The New Yorker magazine marked yesterday’s tax deadline with a story about an Albuquerque resident’s travails when she began filing again last year for the first time in a decade. The 10 years during which Gabriela Gallegos did not file included plenty of hardship, including her abusive husband’s murder and her own struggle with addiction. Clean for five years last year and being paid as a parent mentor at the New Mexico Family Advocacy Program, Gallegos took herself off her mother’s return as a dependent, making her eligible for tax credits and stimulus checks. We won’t spoil the story, except to say it involves the IRS and the federal government, so nothing goes smoothly. Gallegos also encounters issues of her own, including a high car payment that drained her savings. She was hoping to receive a full child tax credit with her 2021 filing, but wasn’t counting on it. “I don’t trust the government,” she said. “There’s just so much going on—mixing up the mail.” She had also tired of calling the IRS “being put on hold for hours, and getting off the phone more confused than she was before.” She tells the New Yorker: “It irritates me that I worked my ass off, and people just got money sitting around,” she said. She added, “Like, who doesn’t get their taxes until the following year? Like, who doesn’t get the tax credit? Me, I guess.”
Force of nature
New Mexico’s natural beauty receives some recognition, with inclusion in Forbes magazine’s roundup of the best places to stop and smell the roses (and other types of flowers) in the US this spring, with a specific shout-out to the Carson National Forest, where a hike on the Williams Lake trail from Taos Ski Valley “features vibrant colors of flowers like Osha, yellow avens, Richardson’s geranium, Parry’s thistle, pink common yarrow, light purple Jacob’s ladder, and more.” Be sure to peruse New Mexico Magazine’s recent primer on the state’s wildflowers as well. Backpacker magazine also pays tribute to the state in its collection of top “natural phenomena,” of which Valles Caldera is one. A stand-alone story explains Valle Caldera’s volcanic history (and its relationship to New Mexico’s Mars-like geology). Backpacker notes Valles Caldera is most likely dormant rather than extinct, “which is all the more reason to get to know this geothermal gem before she blows again.”

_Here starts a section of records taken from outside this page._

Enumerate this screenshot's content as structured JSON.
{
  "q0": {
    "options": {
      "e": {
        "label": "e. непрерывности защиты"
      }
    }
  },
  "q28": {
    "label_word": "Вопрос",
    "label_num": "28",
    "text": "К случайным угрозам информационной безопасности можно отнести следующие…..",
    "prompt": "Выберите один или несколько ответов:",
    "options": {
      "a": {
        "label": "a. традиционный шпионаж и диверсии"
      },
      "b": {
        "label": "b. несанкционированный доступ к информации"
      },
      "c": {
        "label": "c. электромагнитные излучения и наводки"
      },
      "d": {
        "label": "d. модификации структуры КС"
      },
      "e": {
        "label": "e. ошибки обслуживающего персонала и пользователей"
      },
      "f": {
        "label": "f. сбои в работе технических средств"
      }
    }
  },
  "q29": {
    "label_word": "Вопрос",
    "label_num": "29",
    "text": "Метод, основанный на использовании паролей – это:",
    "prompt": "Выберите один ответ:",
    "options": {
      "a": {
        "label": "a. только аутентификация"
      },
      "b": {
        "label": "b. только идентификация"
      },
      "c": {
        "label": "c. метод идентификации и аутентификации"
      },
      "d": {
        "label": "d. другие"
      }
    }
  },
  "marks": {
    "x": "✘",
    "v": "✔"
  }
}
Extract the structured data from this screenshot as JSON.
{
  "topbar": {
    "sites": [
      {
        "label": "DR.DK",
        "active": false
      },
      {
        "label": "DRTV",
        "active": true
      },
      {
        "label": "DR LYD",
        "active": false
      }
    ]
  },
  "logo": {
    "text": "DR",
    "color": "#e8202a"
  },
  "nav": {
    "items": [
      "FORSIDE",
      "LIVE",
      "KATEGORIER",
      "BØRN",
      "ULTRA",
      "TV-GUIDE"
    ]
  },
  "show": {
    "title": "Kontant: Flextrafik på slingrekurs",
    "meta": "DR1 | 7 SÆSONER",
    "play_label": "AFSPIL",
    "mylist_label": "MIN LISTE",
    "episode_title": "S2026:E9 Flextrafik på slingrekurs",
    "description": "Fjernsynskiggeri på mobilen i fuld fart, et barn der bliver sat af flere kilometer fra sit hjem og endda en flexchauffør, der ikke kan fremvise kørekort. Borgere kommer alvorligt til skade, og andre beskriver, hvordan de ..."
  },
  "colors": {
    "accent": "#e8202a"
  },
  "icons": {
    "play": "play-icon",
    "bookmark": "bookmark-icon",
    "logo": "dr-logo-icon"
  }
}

Is it fall yet?
Wind advisories and red flag warnings continue today. The National Weather Service forecasts mostly sunny skies with a high near 79 degrees and southeast wind 10 to 20 mph becoming west 20 to 30 mph in the afternoon. Winds could gust as high as 40 mph.